Reproduce each record exactly, leaving nothing out.
────────
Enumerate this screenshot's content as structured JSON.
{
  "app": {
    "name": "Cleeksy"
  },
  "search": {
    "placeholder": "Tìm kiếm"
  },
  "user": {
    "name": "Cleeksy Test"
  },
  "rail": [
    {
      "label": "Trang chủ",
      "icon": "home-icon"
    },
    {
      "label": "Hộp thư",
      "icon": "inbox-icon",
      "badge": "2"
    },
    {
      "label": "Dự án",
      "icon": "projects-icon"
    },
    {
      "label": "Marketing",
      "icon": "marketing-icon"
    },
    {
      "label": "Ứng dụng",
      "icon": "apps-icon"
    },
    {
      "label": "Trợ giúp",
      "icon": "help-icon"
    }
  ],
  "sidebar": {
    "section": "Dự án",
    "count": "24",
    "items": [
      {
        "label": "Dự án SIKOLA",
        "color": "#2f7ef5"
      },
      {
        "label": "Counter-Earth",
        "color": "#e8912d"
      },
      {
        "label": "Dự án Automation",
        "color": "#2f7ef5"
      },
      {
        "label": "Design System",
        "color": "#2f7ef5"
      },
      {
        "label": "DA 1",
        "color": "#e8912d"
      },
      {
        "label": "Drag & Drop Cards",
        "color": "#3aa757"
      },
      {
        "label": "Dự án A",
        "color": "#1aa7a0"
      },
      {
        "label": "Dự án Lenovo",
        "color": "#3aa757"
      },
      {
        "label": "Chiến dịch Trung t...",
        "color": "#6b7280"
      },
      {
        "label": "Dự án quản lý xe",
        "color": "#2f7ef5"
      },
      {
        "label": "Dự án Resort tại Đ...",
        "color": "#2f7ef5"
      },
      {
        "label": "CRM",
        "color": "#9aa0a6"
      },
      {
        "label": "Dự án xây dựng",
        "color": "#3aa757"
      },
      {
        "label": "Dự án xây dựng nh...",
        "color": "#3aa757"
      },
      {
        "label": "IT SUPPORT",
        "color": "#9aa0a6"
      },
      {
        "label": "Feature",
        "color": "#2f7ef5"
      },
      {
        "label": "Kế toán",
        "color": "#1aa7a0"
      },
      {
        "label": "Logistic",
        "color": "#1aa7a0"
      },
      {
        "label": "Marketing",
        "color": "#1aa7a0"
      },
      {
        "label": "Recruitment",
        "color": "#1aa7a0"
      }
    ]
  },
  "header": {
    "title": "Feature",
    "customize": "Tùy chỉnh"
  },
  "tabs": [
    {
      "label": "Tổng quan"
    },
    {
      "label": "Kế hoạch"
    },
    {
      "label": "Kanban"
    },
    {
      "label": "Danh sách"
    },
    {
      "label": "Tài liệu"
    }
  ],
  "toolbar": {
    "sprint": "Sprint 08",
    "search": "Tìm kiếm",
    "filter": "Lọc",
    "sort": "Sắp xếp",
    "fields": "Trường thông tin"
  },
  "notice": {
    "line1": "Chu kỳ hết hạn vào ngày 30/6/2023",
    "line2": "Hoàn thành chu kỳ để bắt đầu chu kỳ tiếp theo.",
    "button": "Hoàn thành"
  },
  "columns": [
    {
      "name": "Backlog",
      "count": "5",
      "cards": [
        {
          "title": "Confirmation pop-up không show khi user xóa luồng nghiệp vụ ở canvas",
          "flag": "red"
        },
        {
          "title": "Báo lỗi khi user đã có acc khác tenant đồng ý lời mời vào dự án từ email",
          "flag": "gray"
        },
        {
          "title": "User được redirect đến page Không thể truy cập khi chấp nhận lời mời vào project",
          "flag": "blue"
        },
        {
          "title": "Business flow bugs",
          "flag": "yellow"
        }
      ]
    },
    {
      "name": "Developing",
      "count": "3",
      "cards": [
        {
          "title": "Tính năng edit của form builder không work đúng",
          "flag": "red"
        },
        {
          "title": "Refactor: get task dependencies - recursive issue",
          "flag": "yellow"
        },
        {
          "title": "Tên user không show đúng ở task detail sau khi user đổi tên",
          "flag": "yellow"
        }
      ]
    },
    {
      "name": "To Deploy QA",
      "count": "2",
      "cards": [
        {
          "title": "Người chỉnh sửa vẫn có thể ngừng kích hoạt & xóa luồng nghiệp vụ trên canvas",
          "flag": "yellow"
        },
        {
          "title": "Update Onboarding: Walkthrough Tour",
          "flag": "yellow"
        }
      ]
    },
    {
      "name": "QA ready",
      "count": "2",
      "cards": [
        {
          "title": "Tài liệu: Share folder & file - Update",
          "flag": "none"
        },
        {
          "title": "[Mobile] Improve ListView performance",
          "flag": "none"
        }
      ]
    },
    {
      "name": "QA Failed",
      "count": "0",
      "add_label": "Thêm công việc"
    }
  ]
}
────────
[Your response]:
Enumerate this screenshot's content as structured JSON.
{
  "app": {
    "name": "Cleeksy"
  },
  "search": {
    "placeholder": "Tìm kiếm"
  },
  "user": {
    "name": "Cleeksy Test"
  },
  "rail": [
    {
      "label": "Trang chủ",
      "icon": "home-icon"
    },
    {
      "label": "Hộp thư",
      "icon": "inbox-icon",
      "badge": "2"
    },
    {
      "label": "Dự án",
      "icon": "projects-icon"
    },
    {
      "label": "Marketing",
      "icon": "marketing-icon"
    },
    {
      "label": "Ứng dụng",
      "icon": "apps-icon"
    },
    {
      "label": "Trợ giúp",
      "icon": "help-icon"
    }
  ],
  "sidebar": {
    "section": "Dự án",
    "count": "24",
    "items": [
      {
        "label": "Dự án SIKOLA",
        "color": "#2f7ef5"
      },
      {
        "label": "Counter-Earth",
        "color": "#e8912d"
      },
      {
        "label": "Dự án Automation",
        "color": "#2f7ef5"
      },
      {
        "label": "Design System",
        "color": "#2f7ef5"
      },
      {
        "label": "DA 1",
        "color": "#e8912d"
      },
      {
        "label": "Drag & Drop Cards",
        "color": "#3aa757"
      },
      {
        "label": "Dự án A",
        "color": "#1aa7a0"
      },
      {
        "label": "Dự án Lenovo",
        "color": "#3aa757"
      },
      {
        "label": "Chiến dịch Trung t...",
        "color": "#6b7280"
      },
      {
        "label": "Dự án quản lý xe",
        "color": "#2f7ef5"
      },
      {
        "label": "Dự án Resort tại Đ...",
        "color": "#2f7ef5"
      },
      {
        "label": "CRM",
        "color": "#9aa0a6"
      },
      {
        "label": "Dự án xây dựng",
        "color": "#3aa757"
      },
      {
        "label": "Dự án xây dựng nh...",
        "color": "#3aa757"
      },
      {
        "label": "IT SUPPORT",
        "color": "#9aa0a6"
      },
      {
        "label": "Feature",
        "color": "#2f7ef5"
      },
      {
        "label": "Kế toán",
        "color": "#1aa7a0"
      },
      {
        "label": "Logistic",
        "color": "#1aa7a0"
      },
      {
        "label": "Marketing",
        "color": "#1aa7a0"
      },
      {
        "label": "Recruitment",
        "color": "#1aa7a0"
      }
    ]
  },
  "header": {
    "title": "Feature",
    "customize": "Tùy chỉnh"
  },
  "tabs": [
    {
      "label": "Tổng quan"
    },
    {
      "label": "Kế hoạch"
    },
    {
      "label": "Kanban"
    },
    {
      "label": "Danh sách"
    },
    {
      "label": "Tài liệu"
    }
  ],
  "toolbar": {
    "sprint": "Sprint 08",
    "search": "Tìm kiếm",
    "filter": "Lọc",
    "sort": "Sắp xếp",
    "fields": "Trường thông tin"
  },
  "notice": {
    "line1": "Chu kỳ hết hạn vào ngày 30/6/2023",
    "line2": "Hoàn thành chu kỳ để bắt đầu chu kỳ tiếp theo.",
    "button": "Hoàn thành"
  },
  "columns": [
    {
      "name": "Backlog",
      "count": "5",
      "cards": [
        {
          "title": "Confirmation pop-up không show khi user xóa luồng nghiệp vụ ở canvas",
          "flag": "red"
        },
        {
          "title": "Báo lỗi khi user đã có acc khác tenant đồng ý lời mời vào dự án từ email",
          "flag": "gray"
        },
        {
          "title": "User được redirect đến page Không thể truy cập khi chấp nhận lời mời vào project",
          "flag": "blue"
        },
        {
          "title": "Business flow bugs",
          "flag": "yellow"
        }
      ]
    },
    {
      "name": "Developing",
      "count": "3",
      "cards": [
        {
          "title": "Tính năng edit của form builder không work đúng",
          "flag": "red"
        },
        {
          "title": "Refactor: get task dependencies - recursive issue",
          "flag": "yellow"
        },
        {
          "title": "Tên user không show đúng ở task detail sau khi user đổi tên",
          "flag": "yellow"
        }
      ]
    },
    {
      "name": "To Deploy QA",
      "count": "2",
      "cards": [
        {
          "title": "Người chỉnh sửa vẫn có thể ngừng kích hoạt & xóa luồng nghiệp vụ trên canvas",
          "flag": "yellow"
        },
        {
          "title": "Update Onboarding: Walkthrough Tour",
          "flag": "yellow"
        }
      ]
    },
    {
      "name": "QA ready",
      "count": "2",
      "cards": [
        {
          "title": "Tài liệu: Share folder & file - Update",
          "flag": "none"
        },
        {
          "title": "[Mobile] Improve ListView performance",
          "flag": "none"
        }
      ]
    },
    {
      "name": "QA Failed",
      "count": "0",
      "add_label": "Thêm công việc"
    }
  ]
}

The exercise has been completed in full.